◆ **Problem description**: Your job is to copy the lines from the material that include "Business".

◆ **Provided records**:

○ ○ ○ ○ ○

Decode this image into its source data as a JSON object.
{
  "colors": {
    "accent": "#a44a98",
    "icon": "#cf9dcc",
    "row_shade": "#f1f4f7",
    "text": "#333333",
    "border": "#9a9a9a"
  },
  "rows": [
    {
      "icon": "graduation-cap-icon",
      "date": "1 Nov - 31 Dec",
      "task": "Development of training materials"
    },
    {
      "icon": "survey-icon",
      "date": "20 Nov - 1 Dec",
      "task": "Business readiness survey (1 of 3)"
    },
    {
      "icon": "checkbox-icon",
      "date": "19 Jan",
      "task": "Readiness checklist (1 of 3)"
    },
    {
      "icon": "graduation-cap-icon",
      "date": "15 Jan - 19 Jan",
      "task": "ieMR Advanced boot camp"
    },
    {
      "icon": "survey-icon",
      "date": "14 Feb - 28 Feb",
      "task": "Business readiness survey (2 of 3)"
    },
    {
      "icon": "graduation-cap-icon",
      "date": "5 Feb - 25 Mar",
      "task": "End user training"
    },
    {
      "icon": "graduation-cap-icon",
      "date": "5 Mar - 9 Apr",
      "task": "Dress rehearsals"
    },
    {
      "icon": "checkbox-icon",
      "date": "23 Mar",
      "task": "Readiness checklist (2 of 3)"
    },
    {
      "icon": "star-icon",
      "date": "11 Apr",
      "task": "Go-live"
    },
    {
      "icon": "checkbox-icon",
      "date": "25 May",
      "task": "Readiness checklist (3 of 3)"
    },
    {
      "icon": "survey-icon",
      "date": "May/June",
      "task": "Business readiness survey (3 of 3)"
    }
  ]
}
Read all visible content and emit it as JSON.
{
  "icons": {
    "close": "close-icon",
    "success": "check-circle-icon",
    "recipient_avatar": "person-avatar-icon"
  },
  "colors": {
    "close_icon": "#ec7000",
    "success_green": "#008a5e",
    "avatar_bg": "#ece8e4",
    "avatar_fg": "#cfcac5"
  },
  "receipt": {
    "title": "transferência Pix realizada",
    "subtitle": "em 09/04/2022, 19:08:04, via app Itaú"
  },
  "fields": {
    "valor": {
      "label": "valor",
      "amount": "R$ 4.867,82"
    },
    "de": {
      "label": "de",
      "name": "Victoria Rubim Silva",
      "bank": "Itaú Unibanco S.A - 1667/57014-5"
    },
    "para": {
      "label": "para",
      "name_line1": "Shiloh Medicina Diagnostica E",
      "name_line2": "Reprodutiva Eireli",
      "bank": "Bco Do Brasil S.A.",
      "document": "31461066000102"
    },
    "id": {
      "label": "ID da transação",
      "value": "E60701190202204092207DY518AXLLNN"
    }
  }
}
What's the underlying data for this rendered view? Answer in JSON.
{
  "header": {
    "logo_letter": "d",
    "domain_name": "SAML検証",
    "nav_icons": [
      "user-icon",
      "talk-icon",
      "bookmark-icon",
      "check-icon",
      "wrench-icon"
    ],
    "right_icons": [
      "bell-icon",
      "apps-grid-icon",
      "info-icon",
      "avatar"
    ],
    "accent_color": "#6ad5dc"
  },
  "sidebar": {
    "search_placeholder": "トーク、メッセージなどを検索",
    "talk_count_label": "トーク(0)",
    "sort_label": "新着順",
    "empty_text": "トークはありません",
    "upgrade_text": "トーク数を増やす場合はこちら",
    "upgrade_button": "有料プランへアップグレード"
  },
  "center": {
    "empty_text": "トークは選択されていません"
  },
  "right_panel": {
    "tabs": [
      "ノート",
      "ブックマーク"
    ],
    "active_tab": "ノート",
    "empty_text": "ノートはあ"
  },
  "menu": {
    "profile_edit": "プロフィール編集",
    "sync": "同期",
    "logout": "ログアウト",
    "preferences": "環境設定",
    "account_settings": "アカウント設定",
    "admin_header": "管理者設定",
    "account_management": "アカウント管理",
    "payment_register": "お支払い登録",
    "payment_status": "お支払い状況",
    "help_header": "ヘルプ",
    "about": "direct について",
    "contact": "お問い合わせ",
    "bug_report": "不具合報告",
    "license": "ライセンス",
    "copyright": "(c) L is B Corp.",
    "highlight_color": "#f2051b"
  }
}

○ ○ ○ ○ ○

◆ **Answer box**:
      "task": "Business readiness survey (1 of 3)"
      "task": "Business readiness survey (2 of 3)"
      "task": "Business readiness survey (3 of 3)"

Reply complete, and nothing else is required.